Nov 07, 2018

 

  • As we move past the US mid-term elections, we take a look at how stocks are trading in Europe. As seen in the graph below, we compare the next-twelve-months price/earnings (NTM P/E) against last-twelve-months return on equity (LTM ROE) for 11 indices in Europe to better understand how stocks in European countries are priced relative to their ability to generate returns.
     
  •  Our analysis of European stock markets looks at two indices that track general European stocks: The Euro Stoxx 50 is a basket of 50 blue-chip stocks across Europe that are leaders in Europe’s most notable sectors while the STOXX Europe 600 is a basket of 600 small, mid, and large-cap stocks from 17 countries across Europe.  
     
  • The remainder of our analysis focuses on the 9 largest economies in Europe by selecting indices that track stocks specific to their respective countries -- these countries include Germany, the United Kingdom, France, Italy, Russia, Spain, Netherlands, Switzerland, and Sweden.
     
  • Our analysis reveals that Italian stocks, as represented by the FTSE MIB Index which tracks the 40 most-traded Italian stocks, and Russian stocks, as represented by the MOEX Russia Index which tracks the 50 most-traded Russian stocks, are the cheapest priced stocks in developed Europe. 
     
  • It is no surprise to see that Italian stocks are priced cheaply relative to European peers, as investors have sold Italian stocks amidst concerns of a growing budget deficit for the Italian government.
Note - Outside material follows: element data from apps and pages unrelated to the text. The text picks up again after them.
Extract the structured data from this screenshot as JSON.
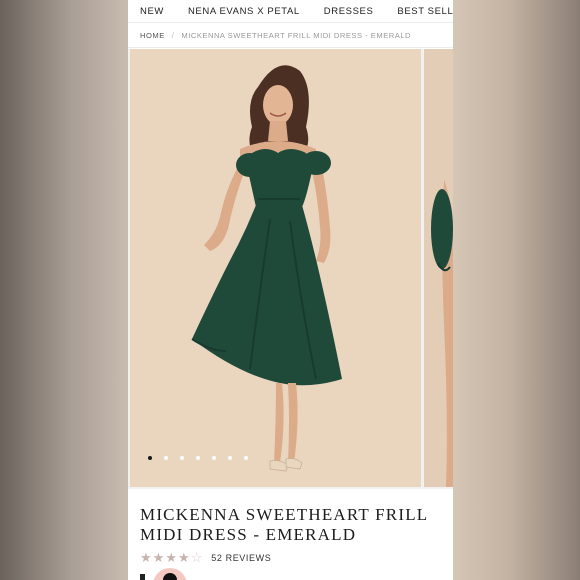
{
  "nav": {
    "items": [
      {
        "label": "NEW"
      },
      {
        "label": "NENA EVANS X PETAL"
      },
      {
        "label": "DRESSES"
      },
      {
        "label": "BEST SELLERS"
      }
    ]
  },
  "breadcrumb": {
    "home": "HOME",
    "separator": "/",
    "current": "MICKENNA SWEETHEART FRILL MIDI DRESS - EMERALD"
  },
  "gallery": {
    "slide_count": 7,
    "active_index": 0
  },
  "product": {
    "title": "MICKENNA SWEETHEART FRILL MIDI DRESS - EMERALD",
    "rating": 4,
    "rating_max": 5,
    "reviews": "52 REVIEWS"
  },
  "colors": {
    "dress": "#1f4a3a",
    "background": "#e9d3bd",
    "star": "#c6b3ad"
  }
}
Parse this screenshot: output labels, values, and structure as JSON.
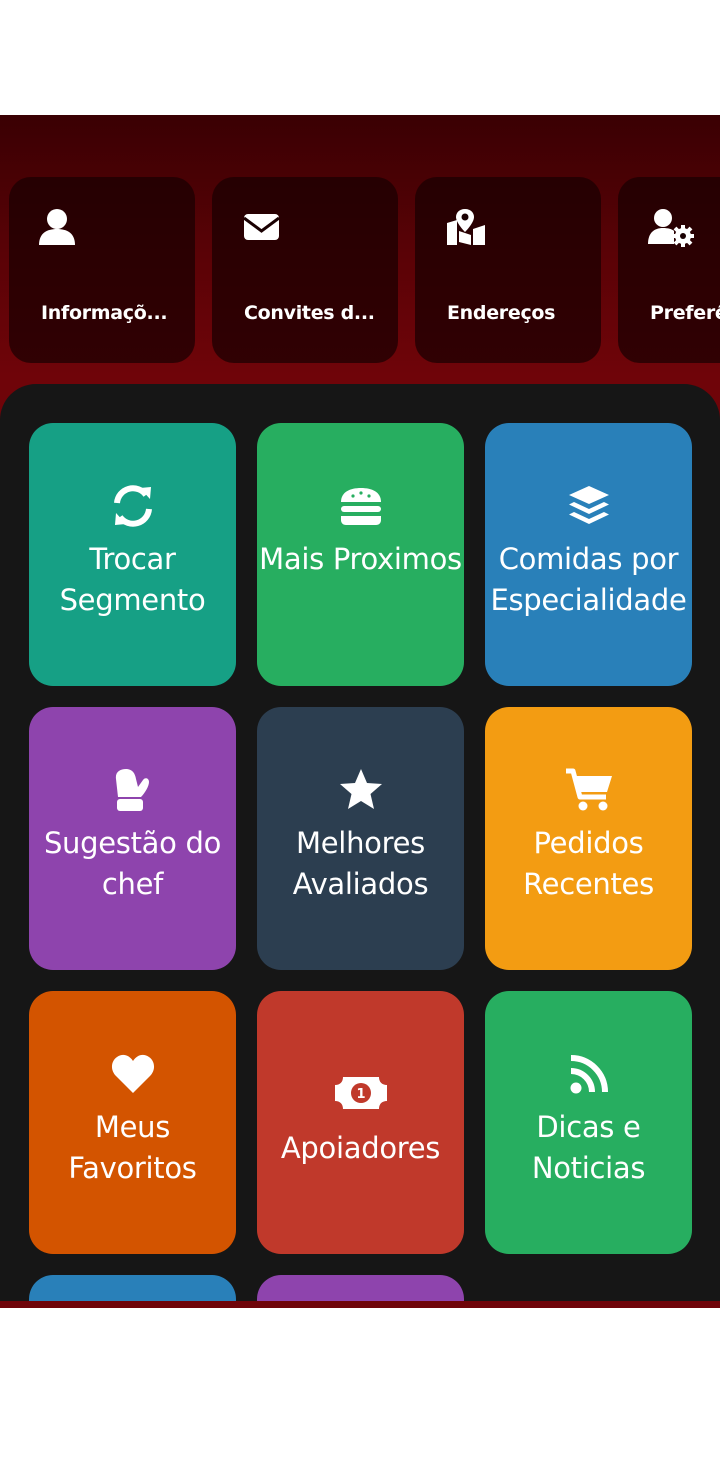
{
  "quick_cards": [
    {
      "label": "Informaçõ...",
      "icon": "user-icon"
    },
    {
      "label": "Convites d...",
      "icon": "envelope-icon"
    },
    {
      "label": "Endereços",
      "icon": "map-marker-icon"
    },
    {
      "label": "Preferê",
      "icon": "user-gear-icon"
    }
  ],
  "tiles": [
    {
      "label": "Trocar Segmento",
      "icon": "refresh-icon",
      "color": "#16a085"
    },
    {
      "label": "Mais Proximos",
      "icon": "hamburger-icon",
      "color": "#27ae60"
    },
    {
      "label": "Comidas por Especialidade",
      "icon": "layers-icon",
      "color": "#2980b9"
    },
    {
      "label": "Sugestão do chef",
      "icon": "oven-mitt-icon",
      "color": "#8e44ad"
    },
    {
      "label": "Melhores Avaliados",
      "icon": "star-icon",
      "color": "#2c3e50"
    },
    {
      "label": "Pedidos Recentes",
      "icon": "shopping-cart-icon",
      "color": "#f39c12"
    },
    {
      "label": "Meus Favoritos",
      "icon": "heart-icon",
      "color": "#d35400"
    },
    {
      "label": "Apoiadores",
      "icon": "money-bill-icon",
      "color": "#c0392b"
    },
    {
      "label": "Dicas e Noticias",
      "icon": "rss-icon",
      "color": "#27ae60"
    },
    {
      "label": "",
      "icon": "",
      "color": "#2980b9"
    },
    {
      "label": "",
      "icon": "",
      "color": "#8e44ad"
    }
  ],
  "colors": {
    "header_dark": "#3a0003",
    "header_red": "#6f0409",
    "panel_bg": "#161616"
  }
}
Fears of a growing Italian deficit have caused Italian bond yields to spike, resulting in a higher discount rate for Italian stocks that will cause lower risk-adjusted returns.  
     
  • Russian stocks are by far the cheapest priced among those in Europe with the MOEX Russia Index maintaining an aggregate LTM ROE of 14.5% while its aggregate NTM P/E is a minimal 5.6x. Russian stock valuations are hurt by investors selling the Russian Ruble in response to US sanctions on Russia in 2018 -- the Russian Ruble has depreciated 12.4% against the US dollar so far in 2018.
     
  • Among the most expensive stocks in Europe are Swiss stocks, as represented by the Swiss Market Index which tracks 20 of the largest and most liquid large and mid-cap Swiss stocks, and Swedish stocks, as represented by the OMX Stockholm 30 Index which tracks 30 of the most-traded Swedish stocks. 
     
  • Both the Euro Stoxx 50 and the STOXX Europe 600 are just off the line-of-best-fit for the 11 European indices selected, indicating that the constituents of these two indices are a strong representation of overall European markets.

 

Source: Bloomberg